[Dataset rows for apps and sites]

»»

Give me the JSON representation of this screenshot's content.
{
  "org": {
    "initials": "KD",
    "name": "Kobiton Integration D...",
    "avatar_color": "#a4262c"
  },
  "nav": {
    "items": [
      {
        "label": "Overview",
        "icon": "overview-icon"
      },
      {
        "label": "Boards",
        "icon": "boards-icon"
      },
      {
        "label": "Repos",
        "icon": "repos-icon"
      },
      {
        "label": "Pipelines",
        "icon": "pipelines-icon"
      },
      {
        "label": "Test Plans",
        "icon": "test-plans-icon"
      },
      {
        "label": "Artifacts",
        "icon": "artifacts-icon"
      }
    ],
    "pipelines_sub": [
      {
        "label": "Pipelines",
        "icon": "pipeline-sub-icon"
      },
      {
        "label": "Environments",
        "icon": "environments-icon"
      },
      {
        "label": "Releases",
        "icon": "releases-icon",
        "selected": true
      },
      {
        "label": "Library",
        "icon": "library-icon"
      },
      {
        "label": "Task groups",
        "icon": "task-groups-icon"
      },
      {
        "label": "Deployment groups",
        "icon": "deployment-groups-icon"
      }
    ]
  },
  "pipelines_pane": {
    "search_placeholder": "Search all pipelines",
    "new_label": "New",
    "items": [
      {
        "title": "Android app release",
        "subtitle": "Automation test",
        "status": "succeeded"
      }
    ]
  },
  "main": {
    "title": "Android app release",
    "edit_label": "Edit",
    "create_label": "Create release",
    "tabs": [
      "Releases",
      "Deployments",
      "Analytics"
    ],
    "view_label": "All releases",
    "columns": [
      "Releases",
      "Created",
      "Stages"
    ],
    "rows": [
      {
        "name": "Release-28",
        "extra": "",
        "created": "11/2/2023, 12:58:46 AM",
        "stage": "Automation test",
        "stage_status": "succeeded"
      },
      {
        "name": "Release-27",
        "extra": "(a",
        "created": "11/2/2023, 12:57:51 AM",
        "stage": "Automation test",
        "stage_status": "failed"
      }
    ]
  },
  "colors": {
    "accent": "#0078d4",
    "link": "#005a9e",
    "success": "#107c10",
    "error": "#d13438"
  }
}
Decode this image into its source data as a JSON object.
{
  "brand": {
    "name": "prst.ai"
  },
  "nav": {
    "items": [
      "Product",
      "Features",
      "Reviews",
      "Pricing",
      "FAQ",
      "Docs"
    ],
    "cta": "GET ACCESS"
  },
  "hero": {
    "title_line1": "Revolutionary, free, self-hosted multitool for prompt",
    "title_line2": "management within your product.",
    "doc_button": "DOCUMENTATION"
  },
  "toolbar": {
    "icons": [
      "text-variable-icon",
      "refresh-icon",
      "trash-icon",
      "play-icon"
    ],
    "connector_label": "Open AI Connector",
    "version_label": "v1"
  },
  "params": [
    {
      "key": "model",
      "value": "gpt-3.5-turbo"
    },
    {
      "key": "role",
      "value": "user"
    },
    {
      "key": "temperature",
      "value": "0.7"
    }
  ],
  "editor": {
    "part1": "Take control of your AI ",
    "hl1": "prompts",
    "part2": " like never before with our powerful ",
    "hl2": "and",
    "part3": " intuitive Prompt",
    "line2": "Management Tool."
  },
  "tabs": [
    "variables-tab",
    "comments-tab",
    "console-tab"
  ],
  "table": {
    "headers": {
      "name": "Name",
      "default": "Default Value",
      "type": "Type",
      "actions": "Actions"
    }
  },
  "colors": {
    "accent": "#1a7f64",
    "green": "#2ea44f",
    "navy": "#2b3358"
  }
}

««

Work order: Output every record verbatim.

Exercise output:
Give me the JSON representation of this screenshot's content.
{
  "org": {
    "initials": "KD",
    "name": "Kobiton Integration D...",
    "avatar_color": "#a4262c"
  },
  "nav": {
    "items": [
      {
        "label": "Overview",
        "icon": "overview-icon"
      },
      {
        "label": "Boards",
        "icon": "boards-icon"
      },
      {
        "label": "Repos",
        "icon": "repos-icon"
      },
      {
        "label": "Pipelines",
        "icon": "pipelines-icon"
      },
      {
        "label": "Test Plans",
        "icon": "test-plans-icon"
      },
      {
        "label": "Artifacts",
        "icon": "artifacts-icon"
      }
    ],
    "pipelines_sub": [
      {
        "label": "Pipelines",
        "icon": "pipeline-sub-icon"
      },
      {
        "label": "Environments",
        "icon": "environments-icon"
      },
      {
        "label": "Releases",
        "icon": "releases-icon",
        "selected": true
      },
      {
        "label": "Library",
        "icon": "library-icon"
      },
      {
        "label": "Task groups",
        "icon": "task-groups-icon"
      },
      {
        "label": "Deployment groups",
        "icon": "deployment-groups-icon"
      }
    ]
  },
  "pipelines_pane": {
    "search_placeholder": "Search all pipelines",
    "new_label": "New",
    "items": [
      {
        "title": "Android app release",
        "subtitle": "Automation test",
        "status": "succeeded"
      }
    ]
  },
  "main": {
    "title": "Android app release",
    "edit_label": "Edit",
    "create_label": "Create release",
    "tabs": [
      "Releases",
      "Deployments",
      "Analytics"
    ],
    "view_label": "All releases",
    "columns": [
      "Releases",
      "Created",
      "Stages"
    ],
    "rows": [
      {
        "name": "Release-28",
        "extra": "",
        "created": "11/2/2023, 12:58:46 AM",
        "stage": "Automation test",
        "stage_status": "succeeded"
      },
      {
        "name": "Release-27",
        "extra": "(a",
        "created": "11/2/2023, 12:57:51 AM",
        "stage": "Automation test",
        "stage_status": "failed"
      }
    ]
  },
  "colors": {
    "accent": "#0078d4",
    "link": "#005a9e",
    "success": "#107c10",
    "error": "#d13438"
  }
}
Decode this image into its source data as a JSON object.
{
  "brand": {
    "name": "prst.ai"
  },
  "nav": {
    "items": [
      "Product",
      "Features",
      "Reviews",
      "Pricing",
      "FAQ",
      "Docs"
    ],
    "cta": "GET ACCESS"
  },
  "hero": {
    "title_line1": "Revolutionary, free, self-hosted multitool for prompt",
    "title_line2": "management within your product.",
    "doc_button": "DOCUMENTATION"
  },
  "toolbar": {
    "icons": [
      "text-variable-icon",
      "refresh-icon",
      "trash-icon",
      "play-icon"
    ],
    "connector_label": "Open AI Connector",
    "version_label": "v1"
  },
  "params": [
    {
      "key": "model",
      "value": "gpt-3.5-turbo"
    },
    {
      "key": "role",
      "value": "user"
    },
    {
      "key": "temperature",
      "value": "0.7"
    }
  ],
  "editor": {
    "part1": "Take control of your AI ",
    "hl1": "prompts",
    "part2": " like never before with our powerful ",
    "hl2": "and",
    "part3": " intuitive Prompt",
    "line2": "Management Tool."
  },
  "tabs": [
    "variables-tab",
    "comments-tab",
    "console-tab"
  ],
  "table": {
    "headers": {
      "name": "Name",
      "default": "Default Value",
      "type": "Type",
      "actions": "Actions"
    }
  },
  "colors": {
    "accent": "#1a7f64",
    "green": "#2ea44f",
    "navy": "#2b3358"
  }
}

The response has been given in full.